THE DATA:
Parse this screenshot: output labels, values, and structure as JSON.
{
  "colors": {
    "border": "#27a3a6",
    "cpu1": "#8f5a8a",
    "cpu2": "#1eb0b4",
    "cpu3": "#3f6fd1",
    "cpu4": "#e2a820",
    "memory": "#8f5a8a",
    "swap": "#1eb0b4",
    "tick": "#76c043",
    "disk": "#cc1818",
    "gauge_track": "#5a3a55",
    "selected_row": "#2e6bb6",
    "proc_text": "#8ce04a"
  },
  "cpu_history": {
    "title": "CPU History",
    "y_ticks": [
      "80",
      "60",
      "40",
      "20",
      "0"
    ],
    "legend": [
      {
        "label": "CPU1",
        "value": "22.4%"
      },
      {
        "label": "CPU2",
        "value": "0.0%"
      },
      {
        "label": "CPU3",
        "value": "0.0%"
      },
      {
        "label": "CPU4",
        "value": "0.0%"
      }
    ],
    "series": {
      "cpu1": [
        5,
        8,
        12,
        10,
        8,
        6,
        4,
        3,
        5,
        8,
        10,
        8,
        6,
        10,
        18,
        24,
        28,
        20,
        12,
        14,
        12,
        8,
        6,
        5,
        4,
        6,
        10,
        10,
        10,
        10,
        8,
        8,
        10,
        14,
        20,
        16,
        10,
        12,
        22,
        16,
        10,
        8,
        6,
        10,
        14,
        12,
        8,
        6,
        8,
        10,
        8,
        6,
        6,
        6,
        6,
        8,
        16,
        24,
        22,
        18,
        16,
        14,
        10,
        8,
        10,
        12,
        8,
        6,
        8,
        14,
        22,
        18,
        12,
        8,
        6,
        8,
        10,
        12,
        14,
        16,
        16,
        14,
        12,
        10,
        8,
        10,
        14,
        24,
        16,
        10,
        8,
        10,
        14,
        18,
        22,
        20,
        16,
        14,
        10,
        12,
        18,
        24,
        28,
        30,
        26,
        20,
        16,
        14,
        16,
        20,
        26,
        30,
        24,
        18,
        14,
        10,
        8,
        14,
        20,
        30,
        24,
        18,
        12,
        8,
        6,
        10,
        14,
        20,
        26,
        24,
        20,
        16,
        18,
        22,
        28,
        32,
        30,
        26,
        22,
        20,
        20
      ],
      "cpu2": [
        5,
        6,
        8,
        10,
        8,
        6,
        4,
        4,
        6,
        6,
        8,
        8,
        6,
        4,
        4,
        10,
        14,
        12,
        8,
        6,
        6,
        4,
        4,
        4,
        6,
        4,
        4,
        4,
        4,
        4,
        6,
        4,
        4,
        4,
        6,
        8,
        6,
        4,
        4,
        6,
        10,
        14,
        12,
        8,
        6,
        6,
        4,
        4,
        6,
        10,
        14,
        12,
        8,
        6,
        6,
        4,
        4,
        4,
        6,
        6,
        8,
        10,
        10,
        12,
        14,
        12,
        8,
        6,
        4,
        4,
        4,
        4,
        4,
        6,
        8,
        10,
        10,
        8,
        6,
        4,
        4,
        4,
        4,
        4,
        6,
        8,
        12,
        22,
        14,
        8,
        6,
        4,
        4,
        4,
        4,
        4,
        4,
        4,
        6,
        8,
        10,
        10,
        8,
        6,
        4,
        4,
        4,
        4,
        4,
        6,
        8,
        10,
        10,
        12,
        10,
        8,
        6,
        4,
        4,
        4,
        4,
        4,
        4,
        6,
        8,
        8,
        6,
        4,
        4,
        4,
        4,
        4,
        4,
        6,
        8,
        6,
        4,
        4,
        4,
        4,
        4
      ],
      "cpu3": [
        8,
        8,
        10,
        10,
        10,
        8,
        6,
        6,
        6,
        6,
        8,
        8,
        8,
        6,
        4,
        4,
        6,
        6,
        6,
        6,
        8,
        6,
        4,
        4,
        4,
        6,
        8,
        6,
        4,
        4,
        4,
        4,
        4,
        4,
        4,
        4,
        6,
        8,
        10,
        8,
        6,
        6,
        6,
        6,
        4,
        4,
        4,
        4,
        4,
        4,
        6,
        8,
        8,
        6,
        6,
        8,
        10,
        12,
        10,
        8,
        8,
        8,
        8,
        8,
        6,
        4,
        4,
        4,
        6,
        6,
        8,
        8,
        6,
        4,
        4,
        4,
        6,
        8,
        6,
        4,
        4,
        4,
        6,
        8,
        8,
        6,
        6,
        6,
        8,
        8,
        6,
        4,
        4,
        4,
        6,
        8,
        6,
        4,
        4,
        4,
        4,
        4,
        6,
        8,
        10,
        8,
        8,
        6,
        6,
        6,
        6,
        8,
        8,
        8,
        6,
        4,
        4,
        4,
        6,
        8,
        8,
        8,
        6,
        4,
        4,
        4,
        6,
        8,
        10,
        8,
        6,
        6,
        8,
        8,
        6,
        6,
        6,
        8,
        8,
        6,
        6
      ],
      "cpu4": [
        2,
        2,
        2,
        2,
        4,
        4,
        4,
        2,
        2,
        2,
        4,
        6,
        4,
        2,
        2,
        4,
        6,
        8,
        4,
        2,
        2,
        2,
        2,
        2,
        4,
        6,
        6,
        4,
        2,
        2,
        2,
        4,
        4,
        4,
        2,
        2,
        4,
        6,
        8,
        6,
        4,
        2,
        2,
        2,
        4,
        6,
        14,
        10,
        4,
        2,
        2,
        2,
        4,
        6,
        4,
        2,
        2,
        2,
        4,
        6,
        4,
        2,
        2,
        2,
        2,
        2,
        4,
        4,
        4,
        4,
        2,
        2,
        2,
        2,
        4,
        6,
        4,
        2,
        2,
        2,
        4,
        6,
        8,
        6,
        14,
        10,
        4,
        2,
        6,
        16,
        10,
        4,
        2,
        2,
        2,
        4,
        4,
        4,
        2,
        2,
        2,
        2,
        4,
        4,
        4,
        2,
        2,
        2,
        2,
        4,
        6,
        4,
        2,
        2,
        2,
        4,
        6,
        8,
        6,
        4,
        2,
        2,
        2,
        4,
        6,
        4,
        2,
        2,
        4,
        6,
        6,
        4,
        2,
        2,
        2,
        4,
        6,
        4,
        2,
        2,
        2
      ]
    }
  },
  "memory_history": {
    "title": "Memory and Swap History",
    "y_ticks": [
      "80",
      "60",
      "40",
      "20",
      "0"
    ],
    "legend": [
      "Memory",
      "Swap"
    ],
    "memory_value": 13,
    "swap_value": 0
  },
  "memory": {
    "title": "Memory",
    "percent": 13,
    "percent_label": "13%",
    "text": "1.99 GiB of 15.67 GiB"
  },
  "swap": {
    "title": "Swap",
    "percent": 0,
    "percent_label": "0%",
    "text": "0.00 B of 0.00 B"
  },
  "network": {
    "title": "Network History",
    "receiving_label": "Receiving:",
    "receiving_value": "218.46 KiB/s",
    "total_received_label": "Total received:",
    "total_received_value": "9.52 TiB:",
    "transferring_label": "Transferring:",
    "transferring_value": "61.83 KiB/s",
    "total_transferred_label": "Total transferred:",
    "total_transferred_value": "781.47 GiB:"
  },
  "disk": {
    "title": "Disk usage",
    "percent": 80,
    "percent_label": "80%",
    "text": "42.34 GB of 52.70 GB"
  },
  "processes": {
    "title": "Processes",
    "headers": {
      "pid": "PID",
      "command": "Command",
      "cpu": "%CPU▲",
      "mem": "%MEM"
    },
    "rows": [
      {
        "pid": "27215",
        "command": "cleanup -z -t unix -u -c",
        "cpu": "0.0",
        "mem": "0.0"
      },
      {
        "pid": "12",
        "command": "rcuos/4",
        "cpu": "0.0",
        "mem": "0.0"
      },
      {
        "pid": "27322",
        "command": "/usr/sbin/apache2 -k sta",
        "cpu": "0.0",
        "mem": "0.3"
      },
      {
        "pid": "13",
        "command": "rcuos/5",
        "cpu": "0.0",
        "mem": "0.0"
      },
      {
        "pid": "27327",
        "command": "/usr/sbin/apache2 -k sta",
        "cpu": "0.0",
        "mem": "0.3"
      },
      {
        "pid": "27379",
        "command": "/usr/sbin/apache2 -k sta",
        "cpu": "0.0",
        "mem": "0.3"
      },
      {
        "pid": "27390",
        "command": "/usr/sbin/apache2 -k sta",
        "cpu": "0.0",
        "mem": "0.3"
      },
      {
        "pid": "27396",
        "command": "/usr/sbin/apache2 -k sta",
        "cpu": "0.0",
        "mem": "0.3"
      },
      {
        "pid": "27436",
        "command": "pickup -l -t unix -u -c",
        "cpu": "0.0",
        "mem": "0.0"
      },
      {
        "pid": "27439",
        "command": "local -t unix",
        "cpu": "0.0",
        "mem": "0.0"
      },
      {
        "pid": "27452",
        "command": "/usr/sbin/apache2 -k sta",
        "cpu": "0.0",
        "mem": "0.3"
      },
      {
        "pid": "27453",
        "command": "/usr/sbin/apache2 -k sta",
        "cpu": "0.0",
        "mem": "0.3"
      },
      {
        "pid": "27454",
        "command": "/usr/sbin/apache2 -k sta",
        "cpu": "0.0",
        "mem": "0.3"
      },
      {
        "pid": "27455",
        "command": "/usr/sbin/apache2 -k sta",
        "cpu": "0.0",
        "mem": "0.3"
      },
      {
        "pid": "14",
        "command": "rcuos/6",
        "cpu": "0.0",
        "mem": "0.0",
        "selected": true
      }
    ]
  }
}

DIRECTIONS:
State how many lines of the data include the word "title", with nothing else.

SOLUTION:
7